Ties between Shiite Iran and the Sunni-ruled six-nation Gulf Cooperation Council -- Saudi Arabia, Qatar, Bahrain, Kuwait, Oman, and the United Arab Emirates -- have been strained since Gulf troops rolled into Bahrain in 2011 to help put down Shiite-led protests.
Saeed told Xinhua that Egypt had about 3 million expatriates in the Gulf region who send billions of U.S. dollars in remittances back home every year, which indicated the strategic interests between Egypt and the Gulf states.
"Egypt would not risk its interests with the Gulf states to normalize relations with Iran," he noted.
Saeed's view was echoed by Egyptian Foreign Minister Mohamed Kamel Amr, who said Tuesday that "Egypt's relations with any state will never be at the expense of the security of other states. Security of the Gulf states is a red line. ... Security of the Gulf is security for Egypt."
Meanwhile, Morsi is certainly reluctant to go too far with Iran and alienate the United States, Egypt's traditional ally, or hurt ties with Israel, with which his government has maintained cooperation.
In addition, Syria is another hurdle that cannot be shunned. Iran supports the regime of Syrian President Bashar al-Assad, while Egypt has been a leading voice urging his departure.
The Syrian conflict that has protracted for newly two years have killed more than 60,000 people, mostly civilians, according to a UN count. It will be high on the agenda of the upcoming Islamic summit.
Egyptian analysts said, all in all, relations with Iran for now could be better but not the best, and could be improved but not normalized.
By contrast, the Iranian side is more optimistic. "There are serious steps in the right direction to re-establish Iranian-Egyptian ties," Ambassador Mojtaba Amani, head of the Iranian Interests Office in Cairo, told Xinhua in a recent interview.

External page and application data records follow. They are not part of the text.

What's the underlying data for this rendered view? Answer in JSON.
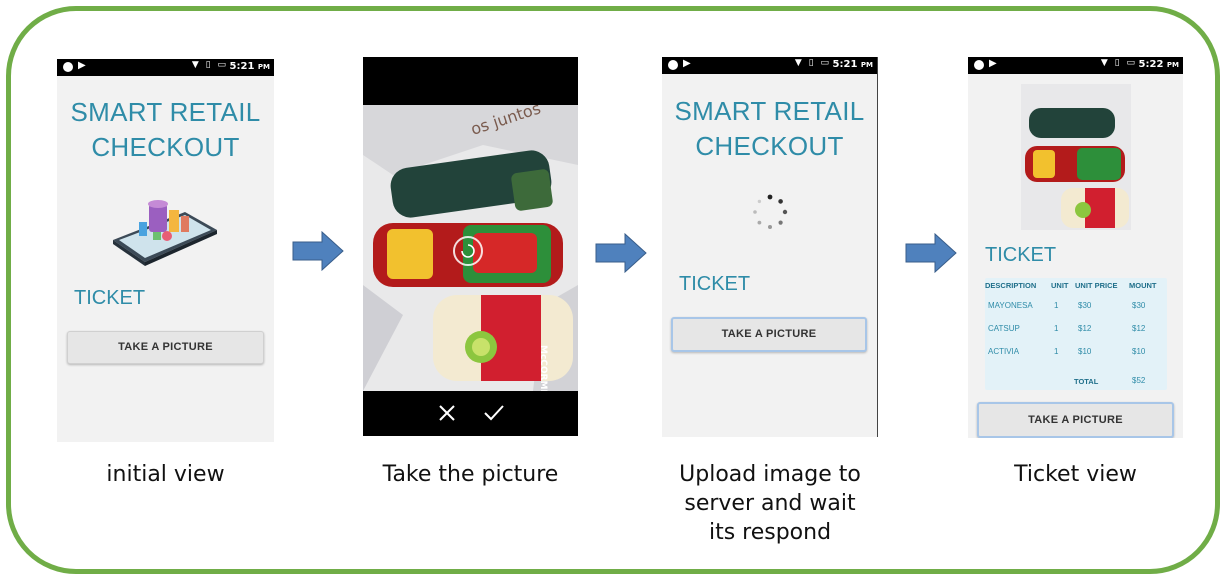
{
  "screens": {
    "initial": {
      "status_time": "5:21",
      "status_ampm": "PM",
      "title_line1": "SMART RETAIL",
      "title_line2": "CHECKOUT",
      "ticket_label": "TICKET",
      "button_label": "TAKE A PICTURE",
      "caption": "initial view"
    },
    "camera": {
      "caption": "Take the picture"
    },
    "upload": {
      "status_time": "5:21",
      "status_ampm": "PM",
      "title_line1": "SMART RETAIL",
      "title_line2": "CHECKOUT",
      "ticket_label": "TICKET",
      "button_label": "TAKE A PICTURE",
      "caption_line1": "Upload image to",
      "caption_line2": "server and wait",
      "caption_line3": "its respond"
    },
    "ticket": {
      "status_time": "5:22",
      "status_ampm": "PM",
      "ticket_label": "TICKET",
      "button_label": "TAKE A PICTURE",
      "caption": "Ticket view",
      "table": {
        "headers": [
          "DESCRIPTION",
          "UNIT",
          "UNIT PRICE",
          "MOUNT"
        ],
        "rows": [
          [
            "MAYONESA",
            "1",
            "$30",
            "$30"
          ],
          [
            "CATSUP",
            "1",
            "$12",
            "$12"
          ],
          [
            "ACTIVIA",
            "1",
            "$10",
            "$10"
          ]
        ],
        "total_label": "TOTAL",
        "total_value": "$52"
      }
    }
  },
  "colors": {
    "frame": "#70ad47",
    "accent": "#2f8ca8",
    "arrow": "#4f81bd"
  },
  "icons": [
    "play-icon",
    "wifi-icon",
    "battery-icon",
    "close-icon",
    "check-icon",
    "rotate-icon"
  ]
}
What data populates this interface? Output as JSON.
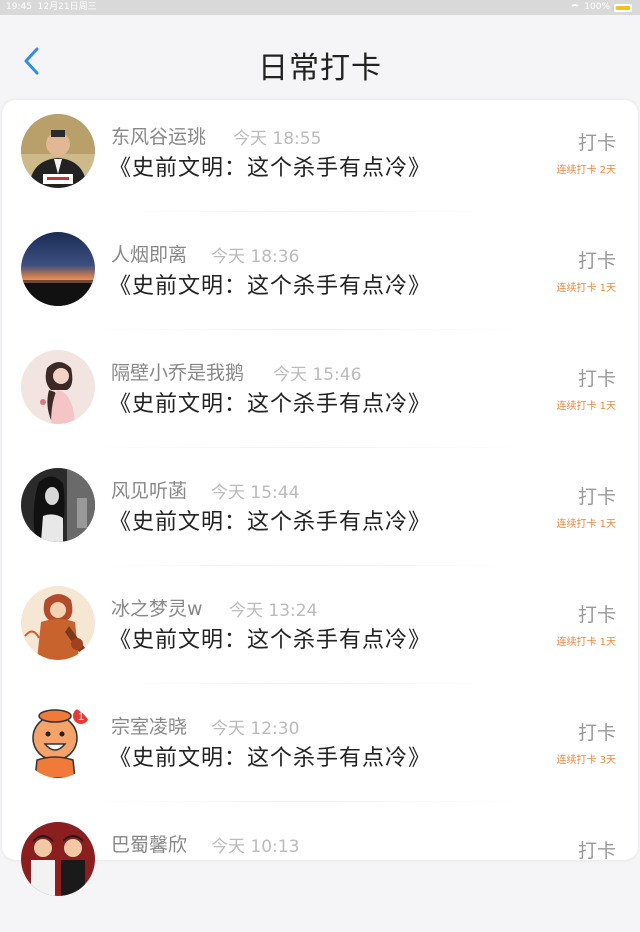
{
  "status_bar": {
    "time": "19:45",
    "date": "12月21日周三",
    "battery": "100%",
    "battery_level": 1.0
  },
  "header": {
    "title": "日常打卡",
    "back_icon": "chevron-left-icon"
  },
  "colors": {
    "accent": "#2f8ee8",
    "streak": "#f0853b"
  },
  "items": [
    {
      "name": "东风谷运珧",
      "time": "今天 18:55",
      "book": "《史前文明：这个杀手有点冷》",
      "action": "打卡",
      "streak": "连续打卡 2天"
    },
    {
      "name": "人烟即离",
      "time": "今天 18:36",
      "book": "《史前文明：这个杀手有点冷》",
      "action": "打卡",
      "streak": "连续打卡 1天"
    },
    {
      "name": "隔壁小乔是我鹅",
      "time": "今天 15:46",
      "book": "《史前文明：这个杀手有点冷》",
      "action": "打卡",
      "streak": "连续打卡 1天"
    },
    {
      "name": "风见听菡",
      "time": "今天 15:44",
      "book": "《史前文明：这个杀手有点冷》",
      "action": "打卡",
      "streak": "连续打卡 1天"
    },
    {
      "name": "冰之梦灵w",
      "time": "今天 13:24",
      "book": "《史前文明：这个杀手有点冷》",
      "action": "打卡",
      "streak": "连续打卡 1天"
    },
    {
      "name": "宗室凌晓",
      "time": "今天 12:30",
      "book": "《史前文明：这个杀手有点冷》",
      "action": "打卡",
      "streak": "连续打卡 3天"
    },
    {
      "name": "巴蜀馨欣",
      "time": "今天 10:13",
      "book": "",
      "action": "打卡",
      "streak": ""
    }
  ]
}
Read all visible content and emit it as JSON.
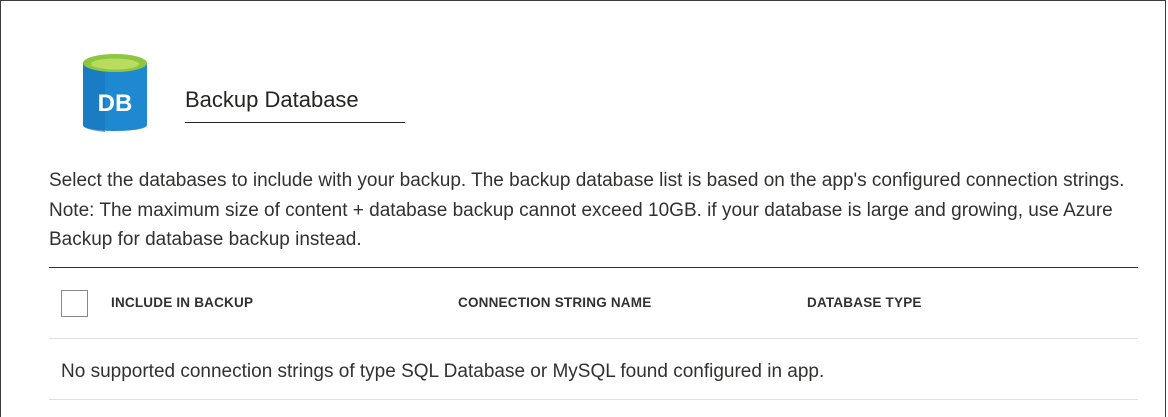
{
  "section": {
    "title": "Backup Database",
    "icon": "database-icon",
    "icon_text": "DB",
    "description": "Select the databases to include with your backup. The backup database list is based on the app's configured connection strings. Note: The maximum size of content + database backup cannot exceed 10GB. if your database is large and growing, use Azure Backup for database backup instead."
  },
  "table": {
    "columns": [
      "INCLUDE IN BACKUP",
      "CONNECTION STRING NAME",
      "DATABASE TYPE"
    ],
    "select_all_checked": false,
    "empty_message": "No supported connection strings of type SQL Database or MySQL found configured in app."
  },
  "colors": {
    "db_icon_blue": "#1e88d0",
    "db_icon_green": "#8fc63f",
    "text": "#323130",
    "divider": "#e1dfdd"
  }
}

CAIRO, Feb. 5 (Xinhua) -- On his first visit to Egypt, Iran's President Mahmoud Ahmadinejad held talks on Tuesday with Egypt's top cleric Ahmed al-Tayyeb, head of al-Azhar Islamic institution, in an attempt to ease the ideological tension between religious leaders of Shiite Iran and Sunni Egypt.
"The points of view between the two sides are greatly close with regards to the issues related to the region and the Islamic world," Ahmadinejad told reporters at a press conference following the meeting, praising "the good relations" between peoples of the two countries throughout history. Full story

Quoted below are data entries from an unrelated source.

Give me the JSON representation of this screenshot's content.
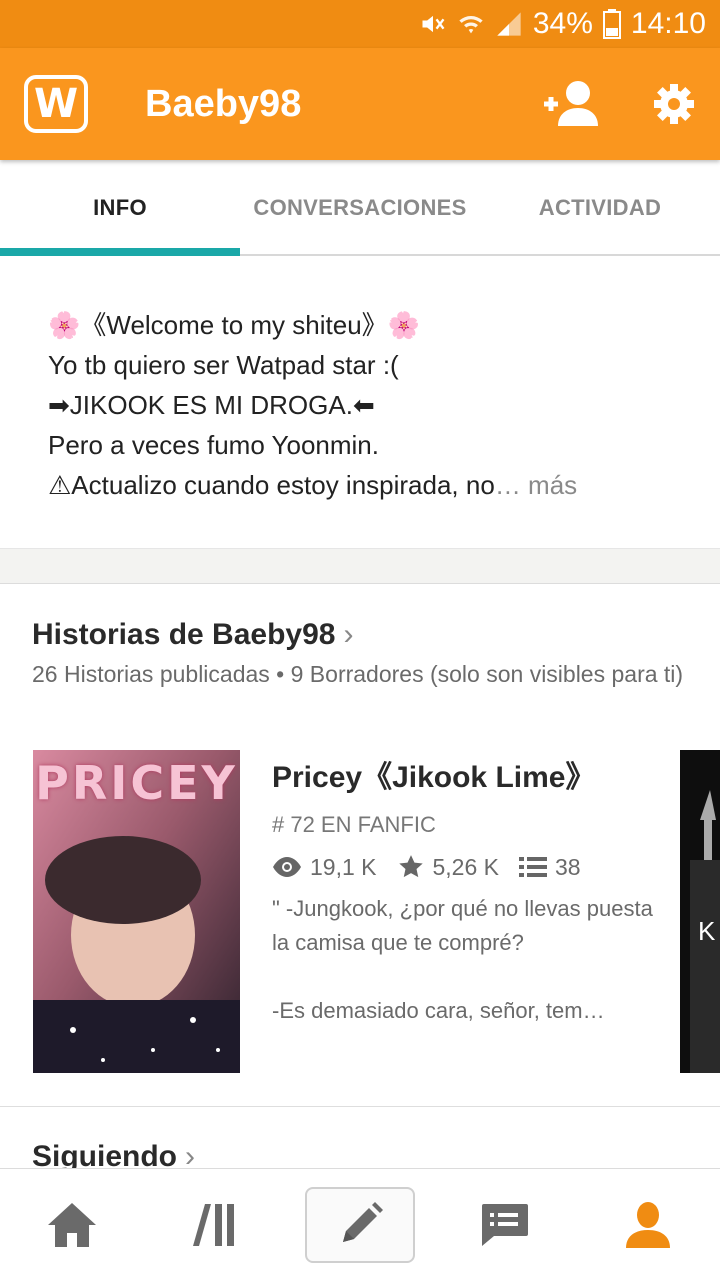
{
  "status_bar": {
    "battery": "34%",
    "time": "14:10",
    "icons": [
      "mute-icon",
      "wifi-icon",
      "signal-icon",
      "battery-icon"
    ]
  },
  "app_bar": {
    "logo_letter": "W",
    "username": "Baeby98",
    "actions": [
      "follow-user-icon",
      "settings-icon"
    ],
    "color": "#fa961e"
  },
  "tabs": [
    {
      "label": "INFO",
      "active": true
    },
    {
      "label": "CONVERSACIONES",
      "active": false
    },
    {
      "label": "ACTIVIDAD",
      "active": false
    }
  ],
  "bio": {
    "lines": [
      "🌸《Welcome to my shiteu》🌸",
      "Yo tb quiero ser Watpad star :(",
      "➡JIKOOK ES MI DROGA.⬅",
      "Pero a veces fumo Yoonmin.",
      "⚠Actualizo cuando estoy inspirada, no"
    ],
    "more": "… más"
  },
  "stories": {
    "title": "Historias de Baeby98",
    "subtitle": "26 Historias publicadas • 9 Borradores (solo son visibles para ti)",
    "items": [
      {
        "cover_text": "PRICEY",
        "title": "Pricey《Jikook Lime》",
        "rank": "# 72 EN FANFIC",
        "reads": "19,1 K",
        "votes": "5,26 K",
        "parts": "38",
        "description": "\"  -Jungkook, ¿por qué no llevas puesta la camisa que te compré?\n\n-Es demasiado cara, señor, tem…"
      }
    ],
    "peek_letter": "K"
  },
  "following": {
    "title": "Siguiendo"
  },
  "bottom_nav": [
    "home-icon",
    "library-icon",
    "write-icon",
    "messages-icon",
    "profile-icon"
  ],
  "accent": "#fa961e",
  "tab_indicator_color": "#1aa8a8"
}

CAIRO, Feb. 5 (Xinhua) -- Iranian President Mahmoud Ahmadinejad arrived in Egypt's capital of Cairo on Tuesday, the first visit by an Iranian president to Egypt since 1979.
Ahmadinejad will participate in the upcoming summit of the Organization of Islamic Cooperation slated for Feb. 6-7, the first one since the Egyptian unrest broke out, also the first one that Egypt has hosted since the establishment of the Organization in 1969. Full story

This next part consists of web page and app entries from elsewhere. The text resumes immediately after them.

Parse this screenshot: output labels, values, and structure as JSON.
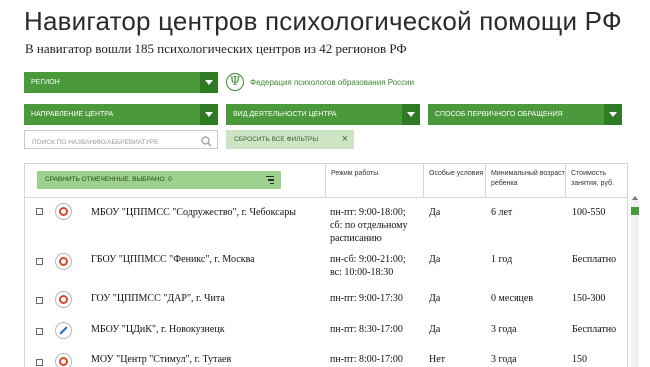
{
  "header": {
    "title": "Навигатор центров психологической помощи РФ",
    "subtitle": "В навигатор вошли 185 психологических центров из 42 регионов РФ"
  },
  "filters": {
    "region_label": "РЕГИОН",
    "direction_label": "НАПРАВЛЕНИЕ ЦЕНТРА",
    "activity_label": "ВИД ДЕЯТЕЛЬНОСТИ ЦЕНТРА",
    "appeal_label": "СПОСОБ ПЕРВИЧНОГО ОБРАЩЕНИЯ",
    "search_placeholder": "ПОИСК ПО НАЗВАНИЮ/АББРЕВИАТУРЕ",
    "reset_label": "СБРОСИТЬ ВСЕ ФИЛЬТРЫ",
    "reset_icon": "×",
    "colors": {
      "green": "#4a9a3c",
      "dark_green": "#2f7a25",
      "light_green": "#cde5c4",
      "compare_green": "#9ed18d"
    }
  },
  "federation": {
    "logo_symbol": "Ψ",
    "text": "Федерация психологов образования России"
  },
  "table": {
    "compare_label": "СРАВНИТЬ ОТМЕЧЕННЫЕ. ВЫБРАНО: 0",
    "columns": {
      "schedule": "Режим работы",
      "conditions": "Особые условия",
      "min_age": "Минимальный возраст ребенка",
      "cost": "Стоимость занятия, руб."
    },
    "rows": [
      {
        "icon": "circle-icon",
        "name": "МБОУ \"ЦППМСС \"Содружество\", г. Чебоксары",
        "schedule": [
          "пн-пт: 9:00-18:00;",
          "сб: по отдельному",
          "расписанию"
        ],
        "conditions": "Да",
        "min_age": "6 лет",
        "cost": "100-550"
      },
      {
        "icon": "circle-icon",
        "name": "ГБОУ \"ЦППМСС \"Феникс\", г. Москва",
        "schedule": [
          "пн-сб: 9:00-21:00;",
          "вс: 10:00-18:30"
        ],
        "conditions": "Да",
        "min_age": "1 год",
        "cost": "Бесплатно"
      },
      {
        "icon": "circle-icon",
        "name": "ГОУ \"ЦППМСС \"ДАР\", г. Чита",
        "schedule": [
          "пн-пт: 9:00-17:30"
        ],
        "conditions": "Да",
        "min_age": "0 месяцев",
        "cost": "150-300"
      },
      {
        "icon": "pen-icon",
        "name": "МБОУ \"ЦДиК\", г. Новокузнецк",
        "schedule": [
          "пн-пт: 8:30-17:00"
        ],
        "conditions": "Да",
        "min_age": "3 года",
        "cost": "Бесплатно"
      },
      {
        "icon": "circle-icon",
        "name": "МОУ \"Центр \"Стимул\", г. Тутаев",
        "schedule": [
          "пн-пт: 8:00-17:00"
        ],
        "conditions": "Нет",
        "min_age": "3 года",
        "cost": "150"
      }
    ]
  }
}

TEHRAN, Feb. 5 (Xinhua) -- Iran's President Mahmoud Ahmadinejad said Tuesday that convergence between Tehran and Cairo could change regional and international equations in favor of both countries, Press TV reported.
"If a convergence is formed between Tehran and Cairo over regional and international issues, many equations will be reformed, " Ahmadinejad said before departing Tehran for Egypt on Tuesday to attend the 12th summit of the Organization of Islamic Cooperation. Full story